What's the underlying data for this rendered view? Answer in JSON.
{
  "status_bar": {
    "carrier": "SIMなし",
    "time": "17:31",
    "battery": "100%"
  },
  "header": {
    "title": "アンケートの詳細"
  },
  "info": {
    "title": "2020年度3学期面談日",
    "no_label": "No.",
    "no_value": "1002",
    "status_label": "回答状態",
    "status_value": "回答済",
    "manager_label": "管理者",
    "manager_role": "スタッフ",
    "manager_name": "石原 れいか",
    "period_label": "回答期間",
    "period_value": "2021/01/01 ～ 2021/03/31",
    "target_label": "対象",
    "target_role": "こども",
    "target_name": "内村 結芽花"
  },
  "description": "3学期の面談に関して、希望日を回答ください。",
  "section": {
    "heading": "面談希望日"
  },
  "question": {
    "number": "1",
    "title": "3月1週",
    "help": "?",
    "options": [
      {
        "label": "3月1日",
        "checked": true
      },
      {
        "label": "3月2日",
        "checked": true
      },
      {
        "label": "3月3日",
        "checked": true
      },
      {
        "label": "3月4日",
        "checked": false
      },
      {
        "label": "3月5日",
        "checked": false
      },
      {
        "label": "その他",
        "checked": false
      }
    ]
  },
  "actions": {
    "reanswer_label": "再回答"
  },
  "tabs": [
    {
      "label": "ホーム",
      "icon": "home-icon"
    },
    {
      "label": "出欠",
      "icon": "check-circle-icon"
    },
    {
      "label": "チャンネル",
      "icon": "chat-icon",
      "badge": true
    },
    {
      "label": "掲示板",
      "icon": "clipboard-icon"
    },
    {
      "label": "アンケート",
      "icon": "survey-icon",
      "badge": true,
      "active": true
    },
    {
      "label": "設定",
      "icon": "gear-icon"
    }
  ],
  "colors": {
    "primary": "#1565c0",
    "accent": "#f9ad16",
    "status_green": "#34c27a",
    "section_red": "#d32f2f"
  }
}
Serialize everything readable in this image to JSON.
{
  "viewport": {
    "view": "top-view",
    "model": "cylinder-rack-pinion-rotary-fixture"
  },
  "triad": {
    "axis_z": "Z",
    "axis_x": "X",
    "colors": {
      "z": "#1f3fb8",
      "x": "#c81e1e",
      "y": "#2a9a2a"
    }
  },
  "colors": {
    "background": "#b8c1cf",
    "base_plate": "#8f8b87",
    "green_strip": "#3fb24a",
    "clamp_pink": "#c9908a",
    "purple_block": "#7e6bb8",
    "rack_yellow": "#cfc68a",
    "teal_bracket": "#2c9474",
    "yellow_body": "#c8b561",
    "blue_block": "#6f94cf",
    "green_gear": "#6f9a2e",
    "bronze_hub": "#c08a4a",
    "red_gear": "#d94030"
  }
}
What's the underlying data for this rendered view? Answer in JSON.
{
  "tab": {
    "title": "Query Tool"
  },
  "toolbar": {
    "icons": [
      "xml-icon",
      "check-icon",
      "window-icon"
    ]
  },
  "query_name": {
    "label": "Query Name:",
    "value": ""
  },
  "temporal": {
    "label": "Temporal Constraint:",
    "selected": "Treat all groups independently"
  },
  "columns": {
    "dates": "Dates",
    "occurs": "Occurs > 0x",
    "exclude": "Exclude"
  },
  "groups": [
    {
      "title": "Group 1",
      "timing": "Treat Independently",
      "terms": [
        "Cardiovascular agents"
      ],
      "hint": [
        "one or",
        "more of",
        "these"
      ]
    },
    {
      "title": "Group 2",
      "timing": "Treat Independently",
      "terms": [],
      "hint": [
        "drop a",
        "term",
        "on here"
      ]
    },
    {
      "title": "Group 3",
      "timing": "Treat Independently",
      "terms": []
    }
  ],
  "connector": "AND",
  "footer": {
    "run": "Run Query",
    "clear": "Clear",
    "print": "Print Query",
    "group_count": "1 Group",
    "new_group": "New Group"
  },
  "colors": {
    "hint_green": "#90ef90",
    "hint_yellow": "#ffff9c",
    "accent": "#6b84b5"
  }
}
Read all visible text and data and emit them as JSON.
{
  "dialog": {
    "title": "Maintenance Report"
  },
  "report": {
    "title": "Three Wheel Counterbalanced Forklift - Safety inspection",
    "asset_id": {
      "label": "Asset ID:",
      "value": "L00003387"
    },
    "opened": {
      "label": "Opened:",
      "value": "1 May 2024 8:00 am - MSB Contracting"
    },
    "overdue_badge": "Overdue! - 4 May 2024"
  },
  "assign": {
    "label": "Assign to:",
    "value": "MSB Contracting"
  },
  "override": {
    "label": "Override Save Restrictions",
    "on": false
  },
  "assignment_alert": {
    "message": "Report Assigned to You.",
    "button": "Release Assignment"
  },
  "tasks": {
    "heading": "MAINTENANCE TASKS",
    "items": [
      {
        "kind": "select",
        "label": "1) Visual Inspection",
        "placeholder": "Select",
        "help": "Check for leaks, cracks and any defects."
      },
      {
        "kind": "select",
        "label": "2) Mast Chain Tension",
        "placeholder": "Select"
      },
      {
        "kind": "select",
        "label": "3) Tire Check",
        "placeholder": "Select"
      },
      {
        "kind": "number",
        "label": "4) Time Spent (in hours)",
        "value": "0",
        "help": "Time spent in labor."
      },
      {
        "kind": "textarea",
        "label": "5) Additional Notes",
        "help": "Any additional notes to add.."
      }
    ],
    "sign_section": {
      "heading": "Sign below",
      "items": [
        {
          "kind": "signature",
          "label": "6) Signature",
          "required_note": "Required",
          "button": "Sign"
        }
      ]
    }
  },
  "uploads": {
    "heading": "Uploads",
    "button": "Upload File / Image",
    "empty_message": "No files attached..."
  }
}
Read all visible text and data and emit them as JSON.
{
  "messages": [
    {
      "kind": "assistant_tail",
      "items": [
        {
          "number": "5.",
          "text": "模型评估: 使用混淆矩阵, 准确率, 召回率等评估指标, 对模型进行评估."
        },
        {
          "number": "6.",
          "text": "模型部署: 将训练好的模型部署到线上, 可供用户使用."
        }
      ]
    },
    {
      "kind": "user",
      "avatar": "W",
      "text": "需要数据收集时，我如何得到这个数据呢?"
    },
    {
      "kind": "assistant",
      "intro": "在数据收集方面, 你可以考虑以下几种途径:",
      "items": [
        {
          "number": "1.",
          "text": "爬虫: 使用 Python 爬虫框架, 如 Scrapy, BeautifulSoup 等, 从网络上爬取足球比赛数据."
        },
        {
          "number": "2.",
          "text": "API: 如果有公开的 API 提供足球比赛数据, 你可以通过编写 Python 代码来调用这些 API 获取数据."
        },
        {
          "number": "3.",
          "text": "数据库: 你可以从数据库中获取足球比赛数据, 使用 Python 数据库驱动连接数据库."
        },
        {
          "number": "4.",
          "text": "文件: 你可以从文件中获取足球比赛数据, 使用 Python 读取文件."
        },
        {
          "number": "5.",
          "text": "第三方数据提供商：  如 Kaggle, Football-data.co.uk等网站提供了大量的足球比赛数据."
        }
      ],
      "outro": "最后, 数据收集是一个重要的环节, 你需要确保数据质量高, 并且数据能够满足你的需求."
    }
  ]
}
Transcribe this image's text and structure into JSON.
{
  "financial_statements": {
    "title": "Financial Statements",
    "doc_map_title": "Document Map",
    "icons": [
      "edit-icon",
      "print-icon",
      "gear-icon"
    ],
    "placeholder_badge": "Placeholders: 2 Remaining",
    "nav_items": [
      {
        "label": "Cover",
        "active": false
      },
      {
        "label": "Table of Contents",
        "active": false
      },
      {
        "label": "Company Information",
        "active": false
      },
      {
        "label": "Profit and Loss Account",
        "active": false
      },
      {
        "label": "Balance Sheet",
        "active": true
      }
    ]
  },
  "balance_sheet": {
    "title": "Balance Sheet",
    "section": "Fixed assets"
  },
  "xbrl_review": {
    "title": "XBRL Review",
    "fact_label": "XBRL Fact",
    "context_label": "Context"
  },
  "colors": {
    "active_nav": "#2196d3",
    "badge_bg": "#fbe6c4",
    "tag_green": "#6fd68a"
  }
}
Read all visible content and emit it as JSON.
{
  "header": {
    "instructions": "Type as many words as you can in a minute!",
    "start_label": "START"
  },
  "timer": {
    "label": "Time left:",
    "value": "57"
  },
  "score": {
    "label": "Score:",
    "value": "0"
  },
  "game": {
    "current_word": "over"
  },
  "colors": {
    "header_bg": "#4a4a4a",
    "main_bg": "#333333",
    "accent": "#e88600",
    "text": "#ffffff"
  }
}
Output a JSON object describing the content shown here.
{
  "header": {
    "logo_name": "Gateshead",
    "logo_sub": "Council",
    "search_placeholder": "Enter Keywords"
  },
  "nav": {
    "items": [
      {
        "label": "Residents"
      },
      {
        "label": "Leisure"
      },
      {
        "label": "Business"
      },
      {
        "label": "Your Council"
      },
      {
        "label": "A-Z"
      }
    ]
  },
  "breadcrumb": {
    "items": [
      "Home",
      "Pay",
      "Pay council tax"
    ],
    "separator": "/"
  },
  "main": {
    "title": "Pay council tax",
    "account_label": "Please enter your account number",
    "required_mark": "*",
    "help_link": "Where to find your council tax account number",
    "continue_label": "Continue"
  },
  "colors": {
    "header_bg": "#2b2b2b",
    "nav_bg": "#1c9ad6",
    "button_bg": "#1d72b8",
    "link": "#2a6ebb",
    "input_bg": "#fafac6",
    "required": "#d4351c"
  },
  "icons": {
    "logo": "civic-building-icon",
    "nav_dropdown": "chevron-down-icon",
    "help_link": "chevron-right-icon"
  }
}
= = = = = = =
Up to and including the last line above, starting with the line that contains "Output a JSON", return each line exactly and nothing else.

Output a JSON object describing the content shown here.
{
  "header": {
    "logo_name": "Gateshead",
    "logo_sub": "Council",
    "search_placeholder": "Enter Keywords"
  },
  "nav": {
    "items": [
      {
        "label": "Residents"
      },
      {
        "label": "Leisure"
      },
      {
        "label": "Business"
      },
      {
        "label": "Your Council"
      },
      {
        "label": "A-Z"
      }
    ]
  },
  "breadcrumb": {
    "items": [
      "Home",
      "Pay",
      "Pay council tax"
    ],
    "separator": "/"
  },
  "main": {
    "title": "Pay council tax",
    "account_label": "Please enter your account number",
    "required_mark": "*",
    "help_link": "Where to find your council tax account number",
    "continue_label": "Continue"
  },
  "colors": {
    "header_bg": "#2b2b2b",
    "nav_bg": "#1c9ad6",
    "button_bg": "#1d72b8",
    "link": "#2a6ebb",
    "input_bg": "#fafac6",
    "required": "#d4351c"
  },
  "icons": {
    "logo": "civic-building-icon",
    "nav_dropdown": "chevron-down-icon",
    "help_link": "chevron-right-icon"
  }
}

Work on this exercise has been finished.